Schools can’t teach everything. The early years of a child’s life is in the home and even when he or she starts to attend school parents continue to have the majority of the responsibility for how their children develop and the habits they form. It is not a paid job; the lessons are taught out of love with the aim of seeing children develop their potential and become people who can contribute to society. A young couple’s own parents, family and friends will be happy to provide help and advice but ultimately it is the couple themselves that have to decide what to teach their children. What they should try to avoid is passing on bad habits and one area where that is very important is in finance.
The environment has been changing regularly in recent years but the rules are still the same even if the early years after the millennium saw a degree of complacency that is unlikely to be repeated. It was a time of easy credit when few people worried about building up debt. There was always another credit card company happy to offer 0% finance transfers and an immediate credit line. In addition real estate prices were rising so few people worried about spending; they could always re-mortgage. The recession brought a sudden halt to that and in theory that should have been the end to complacency.

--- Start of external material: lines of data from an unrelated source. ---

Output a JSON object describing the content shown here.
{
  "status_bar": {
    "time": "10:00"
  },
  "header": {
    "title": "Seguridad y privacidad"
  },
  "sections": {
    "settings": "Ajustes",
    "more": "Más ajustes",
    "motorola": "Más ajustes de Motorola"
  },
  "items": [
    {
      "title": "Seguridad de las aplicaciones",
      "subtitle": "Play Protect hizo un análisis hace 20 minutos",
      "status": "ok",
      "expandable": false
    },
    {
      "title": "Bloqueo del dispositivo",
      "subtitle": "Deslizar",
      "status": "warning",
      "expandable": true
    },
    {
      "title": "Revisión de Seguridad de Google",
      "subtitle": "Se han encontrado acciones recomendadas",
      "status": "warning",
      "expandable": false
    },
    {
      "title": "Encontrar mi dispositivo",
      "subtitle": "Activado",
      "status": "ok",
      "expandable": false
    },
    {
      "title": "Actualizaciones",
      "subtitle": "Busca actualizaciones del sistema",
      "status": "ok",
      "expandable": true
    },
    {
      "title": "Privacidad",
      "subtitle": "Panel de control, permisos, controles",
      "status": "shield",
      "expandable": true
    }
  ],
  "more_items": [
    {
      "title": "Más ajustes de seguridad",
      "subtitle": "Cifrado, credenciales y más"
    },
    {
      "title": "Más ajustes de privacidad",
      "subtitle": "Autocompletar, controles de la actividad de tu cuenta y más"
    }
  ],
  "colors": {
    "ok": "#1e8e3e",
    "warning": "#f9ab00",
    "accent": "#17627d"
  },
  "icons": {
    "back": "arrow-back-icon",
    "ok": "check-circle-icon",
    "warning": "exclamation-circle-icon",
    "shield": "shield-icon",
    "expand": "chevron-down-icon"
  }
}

A few years of recession followed with many families struggling under the weight of debt they could not afford. A young couple starting out may well have seen the financial problems that complacency and then recession caused. The lessons should be passed on to their own children; buying on credit can be dangerous as well as costly. Children who see their parents spending on a credit card inevitably think that is the norm. If such spending creates a balance that receives a high interest rate charge at the end of the month because the full amount is not settled then it is a habit that parents should never pass on to their children.
Some of the statistics in the USA are disturbing; almost two thirds of families have no emergency fund that they can use if a financial problem arises. The figures on retirement are no better with the Social Security system under extreme pressure. Anyone that thinks they can rely on that system when they retire are fooling themselves. Children should be taught the importance of saving to avoid joining the numbers that appear to be short of what they need.
Children develop better in a stable environment and that is certainly more likely to be in one where there are no financial concerns. Those families that suffered during the recession because they were unable to meet their bills had to live through troubling times and that inevitably impacted on children as well as those towards the end of college education when the recession began, people who may now be looking to pass on good habits to their own youngsters.
There is no reason to discuss every financial decision with your children but what you likewise do not want to do is to give them a false impression. If you are struggling to control your finances and if as a result you have built up debt on your credit cards then you should as a matter of urgency look for solutions to the problem. If you have regular income then online lenders are likely to look favorably on a realistic application. You will be paying less interest on a realistic loans than you are paying on credit card balances.
You need to act; children can instinctively see when there is a problem and will not necessarily see it as a consequence of spending unwisely or extravagantly. There is an old saying that hopefully no longer applies: ‘Do as I say, not as I do!’ It pays to teach children the right way to manage money; perhaps to give them a few simple chores to earn their allowance. That is a valuable lesson and if parents follow the right rules themselves, hopefully their children will do likewise.